3) The Soundtrack. Remember when I was heaping praise on The Crow’s soundtrack? Well, this is pretty much the opposite of that. The soundtrack to Top Gun features hits by such visionary performers such as Berlin, Teena Marie, Loverboy, and because Baby Jesus loves the shit out of you sots, two tracks by Kenny Loggins. One of which was actually nominated for an Oscar. I’m going to write that out just to drill it into your booze-addled brains: “Danger Zone,” by Kenny Loggins, was nominated for an Academy Award. Forget about Brokeback Mountain getting snubbed — if fucking Kenny Loggins getting a nomination doesn’t invalidate the entire charade that is the Academy Awards, then I have no earthly idea what does. Incidentally, the above volleyball also features Loggins’s brilliant track “Playing with the Boys,” a sample of which I figured I’d share with you:

I’m moving in slow motion,
Feels so good,
It’s a strange anticipation,
Knock, knock, knocking on wood
Bodies working overtime
Man against man
And all that ever matters
Is baby who’s ahead in the game
Funny but it’s always the same

Playing, playing with the boys
Playing, playing with the boys
After chasing sunsets
One of life’s simple joys
Is playing with the boys

That joke pretty much tells itself, no?

In all seriousness however, there’s an interesting bit of dichotomy about the action itself. The training and combat scenes are actually incredibly well shot and serve as damn good action pieces — so much so that Top Gun served as a model for a host of cheap imitators, such as Iron Eagle parts 1-17 (oh, Louis Gossett, you poor, poor bastard). Yet at the same time, apparently numerous Navy pilots ridiculed the movie, stating repeatedly that if they themselves were to pull any of the stunts that Maverick and Goose did, they’d likely be court-martialed. There’s no denying, however, that despite all of it’s goofiness, Top Gun is a fairly engaging action movie. However terrible a director Tony Scott had become (RIP) — his current obsession with berserker editing and saturated prints make his newer films near-unwatchable — the man used to really know how to shoot an action sequence. Top Gun, not to mention True Romance and Crimson Tide, definitely demonstrates that skill. He’s not a subtle director by any means (particularly here), but he had a gift for crafting some truly riveting scenes. The opening and closing scenes in particular feature some beautiful cinematography and remarkable editing, making you really feel like you’re in the cockpit with Russian MiG’s buzzing past you. It’s a shame that his supposed “dramatic” scenes couldn’t maintain that same quality.

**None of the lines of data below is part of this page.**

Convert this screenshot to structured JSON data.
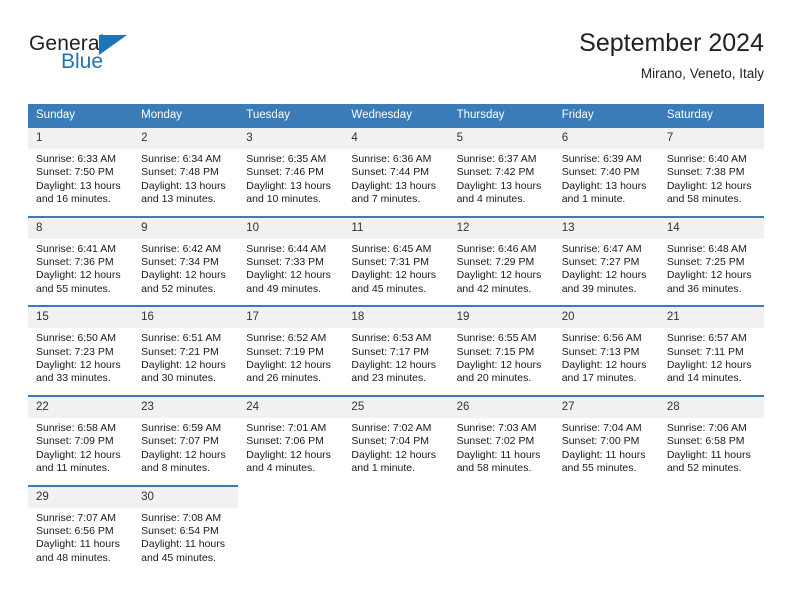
{
  "brand": {
    "name_part1": "General",
    "name_part2": "Blue",
    "logo_icon": "blue-triangle-icon"
  },
  "header": {
    "title": "September 2024",
    "subtitle": "Mirano, Veneto, Italy"
  },
  "colors": {
    "header_blue": "#3a7cb8",
    "brand_blue": "#1b75bb",
    "daynum_bg": "#f1f1f1",
    "text": "#1a1a1a"
  },
  "weekday_headers": [
    "Sunday",
    "Monday",
    "Tuesday",
    "Wednesday",
    "Thursday",
    "Friday",
    "Saturday"
  ],
  "labels": {
    "sunrise_prefix": "Sunrise:",
    "sunset_prefix": "Sunset:",
    "daylight_prefix": "Daylight:"
  },
  "weeks": [
    {
      "days": [
        {
          "num": "1",
          "sunrise": "Sunrise: 6:33 AM",
          "sunset": "Sunset: 7:50 PM",
          "daylight_l1": "Daylight: 13 hours",
          "daylight_l2": "and 16 minutes."
        },
        {
          "num": "2",
          "sunrise": "Sunrise: 6:34 AM",
          "sunset": "Sunset: 7:48 PM",
          "daylight_l1": "Daylight: 13 hours",
          "daylight_l2": "and 13 minutes."
        },
        {
          "num": "3",
          "sunrise": "Sunrise: 6:35 AM",
          "sunset": "Sunset: 7:46 PM",
          "daylight_l1": "Daylight: 13 hours",
          "daylight_l2": "and 10 minutes."
        },
        {
          "num": "4",
          "sunrise": "Sunrise: 6:36 AM",
          "sunset": "Sunset: 7:44 PM",
          "daylight_l1": "Daylight: 13 hours",
          "daylight_l2": "and 7 minutes."
        },
        {
          "num": "5",
          "sunrise": "Sunrise: 6:37 AM",
          "sunset": "Sunset: 7:42 PM",
          "daylight_l1": "Daylight: 13 hours",
          "daylight_l2": "and 4 minutes."
        },
        {
          "num": "6",
          "sunrise": "Sunrise: 6:39 AM",
          "sunset": "Sunset: 7:40 PM",
          "daylight_l1": "Daylight: 13 hours",
          "daylight_l2": "and 1 minute."
        },
        {
          "num": "7",
          "sunrise": "Sunrise: 6:40 AM",
          "sunset": "Sunset: 7:38 PM",
          "daylight_l1": "Daylight: 12 hours",
          "daylight_l2": "and 58 minutes."
        }
      ]
    },
    {
      "days": [
        {
          "num": "8",
          "sunrise": "Sunrise: 6:41 AM",
          "sunset": "Sunset: 7:36 PM",
          "daylight_l1": "Daylight: 12 hours",
          "daylight_l2": "and 55 minutes."
        },
        {
          "num": "9",
          "sunrise": "Sunrise: 6:42 AM",
          "sunset": "Sunset: 7:34 PM",
          "daylight_l1": "Daylight: 12 hours",
          "daylight_l2": "and 52 minutes."
        },
        {
          "num": "10",
          "sunrise": "Sunrise: 6:44 AM",
          "sunset": "Sunset: 7:33 PM",
          "daylight_l1": "Daylight: 12 hours",
          "daylight_l2": "and 49 minutes."
        },
        {
          "num": "11",
          "sunrise": "Sunrise: 6:45 AM",
          "sunset": "Sunset: 7:31 PM",
          "daylight_l1": "Daylight: 12 hours",
          "daylight_l2": "and 45 minutes."
        },
        {
          "num": "12",
          "sunrise": "Sunrise: 6:46 AM",
          "sunset": "Sunset: 7:29 PM",
          "daylight_l1": "Daylight: 12 hours",
          "daylight_l2": "and 42 minutes."
        },
        {
          "num": "13",
          "sunrise": "Sunrise: 6:47 AM",
          "sunset": "Sunset: 7:27 PM",
          "daylight_l1": "Daylight: 12 hours",
          "daylight_l2": "and 39 minutes."
        },
        {
          "num": "14",
          "sunrise": "Sunrise: 6:48 AM",
          "sunset": "Sunset: 7:25 PM",
          "daylight_l1": "Daylight: 12 hours",
          "daylight_l2": "and 36 minutes."
        }
      ]
    },
    {
      "days": [
        {
          "num": "15",
          "sunrise": "Sunrise: 6:50 AM",
          "sunset": "Sunset: 7:23 PM",
          "daylight_l1": "Daylight: 12 hours",
          "daylight_l2": "and 33 minutes."
        },
        {
          "num": "16",
          "sunrise": "Sunrise: 6:51 AM",
          "sunset": "Sunset: 7:21 PM",
          "daylight_l1": "Daylight: 12 hours",
          "daylight_l2": "and 30 minutes."
        },
        {
          "num": "17",
          "sunrise": "Sunrise: 6:52 AM",
          "sunset": "Sunset: 7:19 PM",
          "daylight_l1": "Daylight: 12 hours",
          "daylight_l2": "and 26 minutes."
        },
        {
          "num": "18",
          "sunrise": "Sunrise: 6:53 AM",
          "sunset": "Sunset: 7:17 PM",
          "daylight_l1": "Daylight: 12 hours",
          "daylight_l2": "and 23 minutes."
        },
        {
          "num": "19",
          "sunrise": "Sunrise: 6:55 AM",
          "sunset": "Sunset: 7:15 PM",
          "daylight_l1": "Daylight: 12 hours",
          "daylight_l2": "and 20 minutes."
        },
        {
          "num": "20",
          "sunrise": "Sunrise: 6:56 AM",
          "sunset": "Sunset: 7:13 PM",
          "daylight_l1": "Daylight: 12 hours",
          "daylight_l2": "and 17 minutes."
        },
        {
          "num": "21",
          "sunrise": "Sunrise: 6:57 AM",
          "sunset": "Sunset: 7:11 PM",
          "daylight_l1": "Daylight: 12 hours",
          "daylight_l2": "and 14 minutes."
        }
      ]
    },
    {
      "days": [
        {
          "num": "22",
          "sunrise": "Sunrise: 6:58 AM",
          "sunset": "Sunset: 7:09 PM",
          "daylight_l1": "Daylight: 12 hours",
          "daylight_l2": "and 11 minutes."
        },
        {
          "num": "23",
          "sunrise": "Sunrise: 6:59 AM",
          "sunset": "Sunset: 7:07 PM",
          "daylight_l1": "Daylight: 12 hours",
          "daylight_l2": "and 8 minutes."
        },
        {
          "num": "24",
          "sunrise": "Sunrise: 7:01 AM",
          "sunset": "Sunset: 7:06 PM",
          "daylight_l1": "Daylight: 12 hours",
          "daylight_l2": "and 4 minutes."
        },
        {
          "num": "25",
          "sunrise": "Sunrise: 7:02 AM",
          "sunset": "Sunset: 7:04 PM",
          "daylight_l1": "Daylight: 12 hours",
          "daylight_l2": "and 1 minute."
        },
        {
          "num": "26",
          "sunrise": "Sunrise: 7:03 AM",
          "sunset": "Sunset: 7:02 PM",
          "daylight_l1": "Daylight: 11 hours",
          "daylight_l2": "and 58 minutes."
        },
        {
          "num": "27",
          "sunrise": "Sunrise: 7:04 AM",
          "sunset": "Sunset: 7:00 PM",
          "daylight_l1": "Daylight: 11 hours",
          "daylight_l2": "and 55 minutes."
        },
        {
          "num": "28",
          "sunrise": "Sunrise: 7:06 AM",
          "sunset": "Sunset: 6:58 PM",
          "daylight_l1": "Daylight: 11 hours",
          "daylight_l2": "and 52 minutes."
        }
      ]
    },
    {
      "days": [
        {
          "num": "29",
          "sunrise": "Sunrise: 7:07 AM",
          "sunset": "Sunset: 6:56 PM",
          "daylight_l1": "Daylight: 11 hours",
          "daylight_l2": "and 48 minutes."
        },
        {
          "num": "30",
          "sunrise": "Sunrise: 7:08 AM",
          "sunset": "Sunset: 6:54 PM",
          "daylight_l1": "Daylight: 11 hours",
          "daylight_l2": "and 45 minutes."
        },
        {
          "num": "",
          "sunrise": "",
          "sunset": "",
          "daylight_l1": "",
          "daylight_l2": ""
        },
        {
          "num": "",
          "sunrise": "",
          "sunset": "",
          "daylight_l1": "",
          "daylight_l2": ""
        },
        {
          "num": "",
          "sunrise": "",
          "sunset": "",
          "daylight_l1": "",
          "daylight_l2": ""
        },
        {
          "num": "",
          "sunrise": "",
          "sunset": "",
          "daylight_l1": "",
          "daylight_l2": ""
        },
        {
          "num": "",
          "sunrise": "",
          "sunset": "",
          "daylight_l1": "",
          "daylight_l2": ""
        }
      ]
    }
  ]
}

Regardless, great action scenes do not make a great movie. Top Gun is poorly written, poorly acted and unintentionally hysterical. It’s brainless, goofy entertainment and deserves a place of honor in the Hangover Theater rankings. I can’t, in good conscience, recommend it for normal, sober viewing — if you must watch a Tom Cruise film, you’re better off with something like Minority Report or Born on the 4th of July, which are genuinely good movies. Top Gun is more like the gay(er) Cocktail of the skies. Dumb fun that should be watched either while drunk, or the morning after as a remedy. Enjoy. Oh, and in case you haven’t seen this — I couldn’t resist:

This review is being republished because Top Gun is being re-released into theaters in 3D this weekend. No. This is not a review of the 3D version, and if that’s not OK with you, you can go screw.